If you think an estuary is connected to a river, so the River Thames which flows across the country, goes quite a long way west. So anyone living along the estuary, near the river can possibly have this accent as well.
Another example, another aspect of Cockney is the glottal stop. Words like “computer” with a “t” in it, the “t” is not pronounced. So, some… A lot of Cockney speakers will say: “Compuer” And another word “matter”: “Does it matter how I speak?”, “Does it maer? Does it maer how I speak?”
There’s another thing with Cockney. When there is an “l” sound in a word, like in the word “milk”, Cockney speakers tend to make a “wa” sound where… Instead of the “l”. So, instead of: “A glass of milk”, they will say: “A glass of milwk.” And the word “mail”. When you have the mail delivered, they might say: “The mawl delivered.”
To the west of the West Country, the country called Wales, and you’ve probably heard of the Prince of Wales, one of the royal family. This word, with a very strong Cockney speaker, with a very strong accent tends to pronounce it like: “Wows”, not “Wales”, which is like saying “wow” with an “s” on the end. “We went to Wows for our holiday.” But it’s actually “Wales”.

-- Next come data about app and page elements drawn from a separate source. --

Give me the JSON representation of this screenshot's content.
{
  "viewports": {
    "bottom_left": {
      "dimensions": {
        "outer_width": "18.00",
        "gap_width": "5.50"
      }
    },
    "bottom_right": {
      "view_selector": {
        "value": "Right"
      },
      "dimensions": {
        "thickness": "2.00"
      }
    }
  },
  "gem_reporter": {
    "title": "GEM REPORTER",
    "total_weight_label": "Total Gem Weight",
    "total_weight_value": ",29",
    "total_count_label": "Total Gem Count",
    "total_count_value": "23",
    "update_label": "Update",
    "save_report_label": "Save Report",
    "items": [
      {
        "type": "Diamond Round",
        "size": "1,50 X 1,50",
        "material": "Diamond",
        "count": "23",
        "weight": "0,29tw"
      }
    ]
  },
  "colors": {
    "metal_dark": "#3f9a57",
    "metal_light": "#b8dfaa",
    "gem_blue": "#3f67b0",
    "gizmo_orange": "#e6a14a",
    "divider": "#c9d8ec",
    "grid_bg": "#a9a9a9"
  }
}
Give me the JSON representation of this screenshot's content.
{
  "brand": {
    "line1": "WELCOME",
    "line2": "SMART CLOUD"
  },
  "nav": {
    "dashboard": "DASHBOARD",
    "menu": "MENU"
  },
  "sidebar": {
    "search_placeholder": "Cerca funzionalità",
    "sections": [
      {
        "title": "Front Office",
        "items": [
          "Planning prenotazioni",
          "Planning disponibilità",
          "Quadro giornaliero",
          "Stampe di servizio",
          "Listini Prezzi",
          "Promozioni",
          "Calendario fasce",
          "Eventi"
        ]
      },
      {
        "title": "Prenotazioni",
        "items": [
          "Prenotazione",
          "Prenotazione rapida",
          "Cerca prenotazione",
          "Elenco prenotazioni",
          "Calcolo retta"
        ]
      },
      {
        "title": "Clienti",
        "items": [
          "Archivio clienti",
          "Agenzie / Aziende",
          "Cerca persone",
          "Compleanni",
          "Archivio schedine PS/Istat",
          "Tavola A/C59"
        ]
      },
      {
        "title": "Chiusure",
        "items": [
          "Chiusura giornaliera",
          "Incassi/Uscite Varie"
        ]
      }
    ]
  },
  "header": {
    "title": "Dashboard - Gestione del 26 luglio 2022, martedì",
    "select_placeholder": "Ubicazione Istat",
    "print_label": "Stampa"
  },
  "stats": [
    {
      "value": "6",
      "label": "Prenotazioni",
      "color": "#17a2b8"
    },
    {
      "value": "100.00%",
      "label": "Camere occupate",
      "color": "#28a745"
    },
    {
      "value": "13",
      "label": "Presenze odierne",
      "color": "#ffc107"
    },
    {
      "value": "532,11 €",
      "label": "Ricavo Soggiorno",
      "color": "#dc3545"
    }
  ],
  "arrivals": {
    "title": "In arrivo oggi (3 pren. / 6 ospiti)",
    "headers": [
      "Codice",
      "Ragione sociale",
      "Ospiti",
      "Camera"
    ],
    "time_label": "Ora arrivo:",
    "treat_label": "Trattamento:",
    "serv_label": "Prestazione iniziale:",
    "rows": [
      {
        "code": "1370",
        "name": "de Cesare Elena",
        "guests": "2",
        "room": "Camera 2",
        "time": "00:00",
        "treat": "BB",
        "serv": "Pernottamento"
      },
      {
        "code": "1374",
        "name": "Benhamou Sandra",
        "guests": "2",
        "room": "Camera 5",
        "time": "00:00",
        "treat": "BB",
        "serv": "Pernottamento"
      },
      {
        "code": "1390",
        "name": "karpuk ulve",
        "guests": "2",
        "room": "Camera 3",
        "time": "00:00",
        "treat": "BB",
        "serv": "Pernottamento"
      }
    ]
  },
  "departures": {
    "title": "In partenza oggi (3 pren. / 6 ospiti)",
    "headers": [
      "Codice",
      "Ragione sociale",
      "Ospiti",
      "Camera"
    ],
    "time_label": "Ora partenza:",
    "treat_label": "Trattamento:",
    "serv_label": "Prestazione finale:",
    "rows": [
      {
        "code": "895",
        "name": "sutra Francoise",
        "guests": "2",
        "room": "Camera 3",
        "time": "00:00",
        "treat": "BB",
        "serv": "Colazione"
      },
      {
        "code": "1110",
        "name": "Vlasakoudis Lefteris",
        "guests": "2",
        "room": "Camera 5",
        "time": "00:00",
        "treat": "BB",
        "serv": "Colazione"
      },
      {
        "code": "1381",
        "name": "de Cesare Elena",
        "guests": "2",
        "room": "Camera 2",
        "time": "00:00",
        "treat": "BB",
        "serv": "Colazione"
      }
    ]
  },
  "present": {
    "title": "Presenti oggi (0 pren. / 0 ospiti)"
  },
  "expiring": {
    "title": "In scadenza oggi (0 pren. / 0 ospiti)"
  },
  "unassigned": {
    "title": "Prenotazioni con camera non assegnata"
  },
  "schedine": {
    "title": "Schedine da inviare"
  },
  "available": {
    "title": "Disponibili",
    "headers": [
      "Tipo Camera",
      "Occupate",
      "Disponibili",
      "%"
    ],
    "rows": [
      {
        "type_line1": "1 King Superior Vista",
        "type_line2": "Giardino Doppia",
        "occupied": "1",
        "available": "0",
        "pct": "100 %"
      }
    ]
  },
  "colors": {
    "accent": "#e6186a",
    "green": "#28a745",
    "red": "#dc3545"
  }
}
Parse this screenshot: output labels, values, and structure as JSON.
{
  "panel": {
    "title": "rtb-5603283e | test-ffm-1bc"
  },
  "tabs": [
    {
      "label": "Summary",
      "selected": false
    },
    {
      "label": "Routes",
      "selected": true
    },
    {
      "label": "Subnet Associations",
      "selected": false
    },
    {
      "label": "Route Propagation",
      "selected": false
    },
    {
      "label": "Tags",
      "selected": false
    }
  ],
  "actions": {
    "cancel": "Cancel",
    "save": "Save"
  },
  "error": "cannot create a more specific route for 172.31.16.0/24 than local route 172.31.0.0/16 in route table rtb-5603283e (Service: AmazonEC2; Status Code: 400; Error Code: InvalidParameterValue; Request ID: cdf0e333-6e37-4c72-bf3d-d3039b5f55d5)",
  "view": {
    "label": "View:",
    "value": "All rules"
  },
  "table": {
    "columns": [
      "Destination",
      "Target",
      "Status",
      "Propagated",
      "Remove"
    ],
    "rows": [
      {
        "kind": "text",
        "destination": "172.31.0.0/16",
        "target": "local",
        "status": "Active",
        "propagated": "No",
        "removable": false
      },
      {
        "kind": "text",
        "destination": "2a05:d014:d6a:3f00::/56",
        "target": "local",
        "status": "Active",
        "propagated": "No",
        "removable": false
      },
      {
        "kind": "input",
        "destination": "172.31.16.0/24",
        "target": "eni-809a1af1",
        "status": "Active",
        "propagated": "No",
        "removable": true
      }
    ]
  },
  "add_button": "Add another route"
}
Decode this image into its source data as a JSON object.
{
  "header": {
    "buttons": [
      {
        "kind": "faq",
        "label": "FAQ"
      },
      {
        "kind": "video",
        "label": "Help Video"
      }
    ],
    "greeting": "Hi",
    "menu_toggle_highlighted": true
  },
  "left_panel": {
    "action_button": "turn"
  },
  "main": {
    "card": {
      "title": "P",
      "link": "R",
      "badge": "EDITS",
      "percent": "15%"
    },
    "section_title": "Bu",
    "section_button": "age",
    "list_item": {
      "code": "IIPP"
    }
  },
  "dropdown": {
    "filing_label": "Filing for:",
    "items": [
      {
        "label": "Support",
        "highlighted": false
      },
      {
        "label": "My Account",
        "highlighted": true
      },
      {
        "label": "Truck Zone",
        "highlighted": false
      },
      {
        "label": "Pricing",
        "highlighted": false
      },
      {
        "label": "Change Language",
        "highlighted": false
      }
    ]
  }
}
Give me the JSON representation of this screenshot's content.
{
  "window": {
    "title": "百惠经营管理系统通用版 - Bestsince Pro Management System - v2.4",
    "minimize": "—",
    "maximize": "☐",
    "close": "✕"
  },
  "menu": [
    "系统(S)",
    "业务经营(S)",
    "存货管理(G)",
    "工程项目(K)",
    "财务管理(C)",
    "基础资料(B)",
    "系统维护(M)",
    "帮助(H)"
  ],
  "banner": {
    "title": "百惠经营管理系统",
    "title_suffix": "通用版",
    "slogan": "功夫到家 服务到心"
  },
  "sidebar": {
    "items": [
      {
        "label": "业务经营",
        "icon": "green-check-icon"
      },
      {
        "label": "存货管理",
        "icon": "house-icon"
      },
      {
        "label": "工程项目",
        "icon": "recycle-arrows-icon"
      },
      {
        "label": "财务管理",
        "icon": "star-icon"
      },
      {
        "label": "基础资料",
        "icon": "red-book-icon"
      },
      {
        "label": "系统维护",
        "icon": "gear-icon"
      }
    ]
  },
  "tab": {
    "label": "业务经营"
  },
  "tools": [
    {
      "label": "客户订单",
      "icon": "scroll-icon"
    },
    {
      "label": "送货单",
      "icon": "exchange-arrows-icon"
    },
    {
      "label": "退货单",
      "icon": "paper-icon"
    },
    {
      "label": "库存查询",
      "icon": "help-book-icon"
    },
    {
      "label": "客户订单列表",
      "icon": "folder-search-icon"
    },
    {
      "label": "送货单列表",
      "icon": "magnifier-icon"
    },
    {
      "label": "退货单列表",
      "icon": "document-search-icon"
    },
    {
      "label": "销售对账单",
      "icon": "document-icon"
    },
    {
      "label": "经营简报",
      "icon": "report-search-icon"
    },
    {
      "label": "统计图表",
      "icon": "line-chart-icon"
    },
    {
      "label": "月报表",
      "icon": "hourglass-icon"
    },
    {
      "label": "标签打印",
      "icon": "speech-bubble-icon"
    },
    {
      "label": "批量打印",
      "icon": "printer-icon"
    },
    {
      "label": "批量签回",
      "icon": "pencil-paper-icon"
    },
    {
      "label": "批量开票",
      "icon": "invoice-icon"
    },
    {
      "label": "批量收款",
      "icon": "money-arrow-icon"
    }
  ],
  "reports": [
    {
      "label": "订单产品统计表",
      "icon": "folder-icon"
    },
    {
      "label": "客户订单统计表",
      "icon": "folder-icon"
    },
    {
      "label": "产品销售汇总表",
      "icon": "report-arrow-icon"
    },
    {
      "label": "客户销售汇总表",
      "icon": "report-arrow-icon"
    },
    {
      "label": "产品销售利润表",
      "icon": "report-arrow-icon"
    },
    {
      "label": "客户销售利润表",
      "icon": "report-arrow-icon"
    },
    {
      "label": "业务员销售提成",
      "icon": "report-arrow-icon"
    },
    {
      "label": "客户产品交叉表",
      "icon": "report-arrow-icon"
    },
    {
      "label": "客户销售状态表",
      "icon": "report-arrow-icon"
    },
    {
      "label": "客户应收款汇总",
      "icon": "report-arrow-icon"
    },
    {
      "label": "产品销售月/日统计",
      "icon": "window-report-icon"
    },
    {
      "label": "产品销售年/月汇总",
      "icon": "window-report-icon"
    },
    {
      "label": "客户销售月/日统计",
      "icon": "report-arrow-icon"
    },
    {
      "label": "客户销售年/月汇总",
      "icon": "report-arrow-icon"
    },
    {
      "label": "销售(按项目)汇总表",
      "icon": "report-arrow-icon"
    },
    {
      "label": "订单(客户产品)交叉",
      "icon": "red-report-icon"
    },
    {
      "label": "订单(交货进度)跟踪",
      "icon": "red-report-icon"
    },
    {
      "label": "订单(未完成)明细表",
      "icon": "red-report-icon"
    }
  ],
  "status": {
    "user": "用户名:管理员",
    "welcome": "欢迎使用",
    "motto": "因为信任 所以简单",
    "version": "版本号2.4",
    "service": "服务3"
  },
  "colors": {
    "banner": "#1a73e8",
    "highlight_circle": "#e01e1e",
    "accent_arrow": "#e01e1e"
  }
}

And one more aspect of Cockney is the letter “h”… So if you have a name like “Harry”, “Harry” would be pronounced “Arry”, and “have” where you make the sound “ave”. So, the Cockney speaker tends to miss off the “h”.
We’ll move on a little bit further north. And the Midlands is an area of the country about a hundred miles or more north of London, the Midlands, which is in the middle of the country. Okay? And there’s the East Midlands and the West Midlands.
I happen to come from the East Midlands. So my accent is now, because I now live in London and I’ve lived in London for a long time, my accent changed gradually after I moved. But there is still a little bit of a mixture in my accent. For example, I still say words like “bath” and “path”, which is the same as the American and Canadian pronunciation.
Lots of people say “bath” and “path”, but the RP pronunciation of these words is “baath” and “paath”. So there are
a lot of these words where the “a” is not the “a” sound, but the “aa” sound. So that is one thing I have not changed in my accent; I still say “bath” and “path”, because to me it feels very strange psychologically to talk about a “baath” or a “paath”. It’s just a step too far for me.
But other aspects of my previous accent I have changed. For example, if you have a cup of tea… “A cup of tea”, that’s the RP pronunciation, but where I come from in the Midlands, we called it “a coop of tea”. Okay? So, I’ll spell it like that, that’s just a kind of phonetic spelling. Coop, coop of tea. So, it feels very strange for me now to say “coop”, because I have trained myself to say “cup”, which feels more refined. A nice cup of tea, not a coop of tea. Okay?
And similarly, larger than a cup is a mug. That sort of thing is a mug, pronounced “mug”, but in the Midlands, they say “moog”. “Do you want it in a coop or a moog?” Okay? That’s how they would say it.
And the word “up”, “up”, “look up”, they would say: “Look oop”, so that’s another one. Similar. And in the Midlands also, and in other parts of the country, sometimes people are very friendly, and they call people “love”. “Hello, love, how are you today?” They use it in the south, but of course in the Midlands and the north, they say: “luv”, okay? So, the word “love” as well used when you’re speaking to somebody in a friendly way: “Hello, love”. “Love”, “luv”, they say “luv”.
The further north you go, you still get these, “bath”, “paths”, “cup”, “mug”, “love”, “up”, it’s all very similar, really. So from the Midlands upwards. Okay, moving on, there is the West Country, which is over obviously to the west of England. Before you get to Wales, because Wales has its own accent, which is different again. The West Country, I can’t really imitate that very well.
(Please watch the whole video to find out the rest of the story)
Source: Learn English with Gill (engVid) Channel on Youtube